Our experiences create our beliefs, from which spring our values, upon which we hang our decisions and actions and words.
I wasn’t going to read it but I did. I wasn’t going to write a response, but I am. I wasn’t going to make it another opinion piece, but it is, with additional resources below.
My life experiences as student of both music and math and as an educator have shaped my opinions about learning and inform my pedagogical philosophies. I know first hand one can appear to be “successful” at math or piano by simply being compliant and willing to please, which can easily be mistaken for dedication. When told exactly what to do, I could. A’s in math, scholarships in music. I also know first hand the thrill of realizing there was so much more, that instead of passively following directions, I could actively listen and notice and explore and question and make sense of and mess up and try something else and reflect and maybe most important of all, feel competent and joyful.
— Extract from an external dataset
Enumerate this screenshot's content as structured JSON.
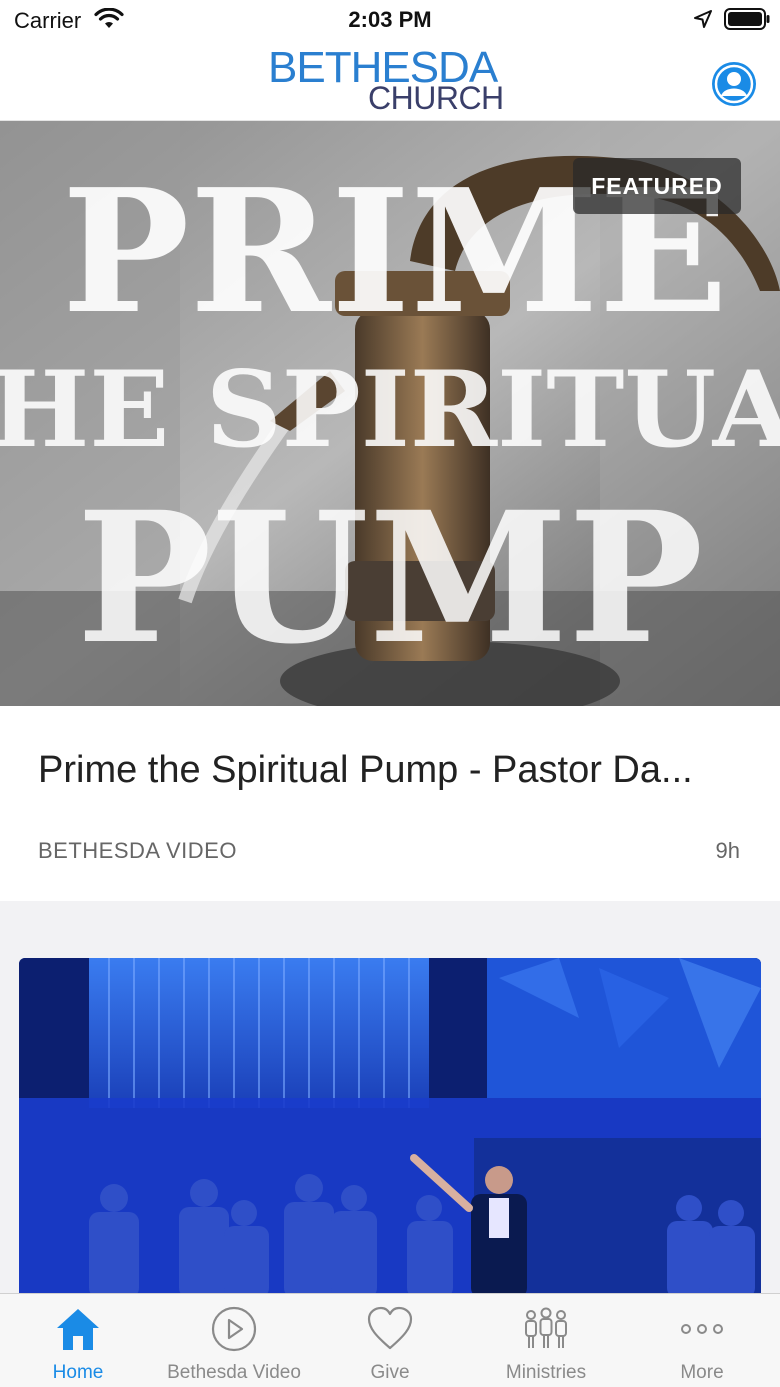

Whenever anyone over-simplifies anything as intensely complex as teaching, learning, math, or music in order to justify a particular personal stance, its a whopping red flag for me. I cringe at math-music (or math-sports, etc.) metaphors that appear to convince but under scrutiny, fall apart. I am skeptical whenever words like “drill”, “understand”, “practice”, “learn” and (good grief) “ingrained” are used liberally without any clear, consistent definitions by the writer, especially when said writer makes claims about what’s wrong with teachers (or kids) these days and here’s exactly how to fix it. I am perplexed by beliefs that Only This is Right and Poo-poo to That (Its Not How I Had to Do It). I know how easily the general public latches onto back-to-basics type opinions and then banters them about as utter truths, forgetting about bias, prejudice, and self-interest and heaping more myths and misconceptions onto the pile about teachers and teaching, learners and learning. I cringe whenever motivations for transforming education are driven by competitiveness and better test scores. And I feel quite, quite sad that someone who confesses to hating math as a child believes its OK for learning to lack pleasure— to the point of being painful— and that we should make our daughters (OK, sons, too) experience the pain we did, and expect them to be grateful for it.
While some people have a NY Times op-ed piece or masses of twitter followers, I just have my nearly invisible little blog. This does not mean my reflections (which give me clarity) and opinions are any less important. I’m just less influential.
I leave you with links to Mark Chubb’s response to the same op-ed piece that’s particularly thoughtful and constructive (and influential), and to Dan Meyer’s follow-up question that re-focuses an out-of-control discussion. In my opinion, of course. As always, any additional resources you find valuable and/or insights you include in the comments are greatly appreciated.
Mark Chubb: The Role of Practice in Mathematics Class